▸ Directions for this task: Give every line from the entries that contains "pour".

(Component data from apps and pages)
------------------------------------------------------------

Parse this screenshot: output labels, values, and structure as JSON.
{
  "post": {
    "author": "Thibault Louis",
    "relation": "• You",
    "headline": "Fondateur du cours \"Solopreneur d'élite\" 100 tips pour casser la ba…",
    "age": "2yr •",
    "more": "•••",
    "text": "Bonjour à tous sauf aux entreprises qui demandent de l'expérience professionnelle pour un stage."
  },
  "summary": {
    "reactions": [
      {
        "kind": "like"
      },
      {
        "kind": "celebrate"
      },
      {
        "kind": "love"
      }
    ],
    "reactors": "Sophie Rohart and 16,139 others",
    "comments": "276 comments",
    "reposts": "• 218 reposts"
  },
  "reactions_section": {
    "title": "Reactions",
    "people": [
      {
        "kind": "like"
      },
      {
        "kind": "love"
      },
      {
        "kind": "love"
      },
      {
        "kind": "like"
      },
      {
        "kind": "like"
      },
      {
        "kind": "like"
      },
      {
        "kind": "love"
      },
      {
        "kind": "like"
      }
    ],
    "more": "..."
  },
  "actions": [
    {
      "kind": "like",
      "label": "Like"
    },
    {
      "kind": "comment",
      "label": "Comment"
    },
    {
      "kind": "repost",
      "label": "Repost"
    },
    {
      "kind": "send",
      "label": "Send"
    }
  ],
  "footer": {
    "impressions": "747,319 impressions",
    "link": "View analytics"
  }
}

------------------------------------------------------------

▸ Response to the exercise:
    "headline": "Fondateur du cours \"Solopreneur d'élite\" 100 tips pour casser la ba…",
    "text": "Bonjour à tous sauf aux entreprises qui demandent de l'expérience professionnelle pour un stage."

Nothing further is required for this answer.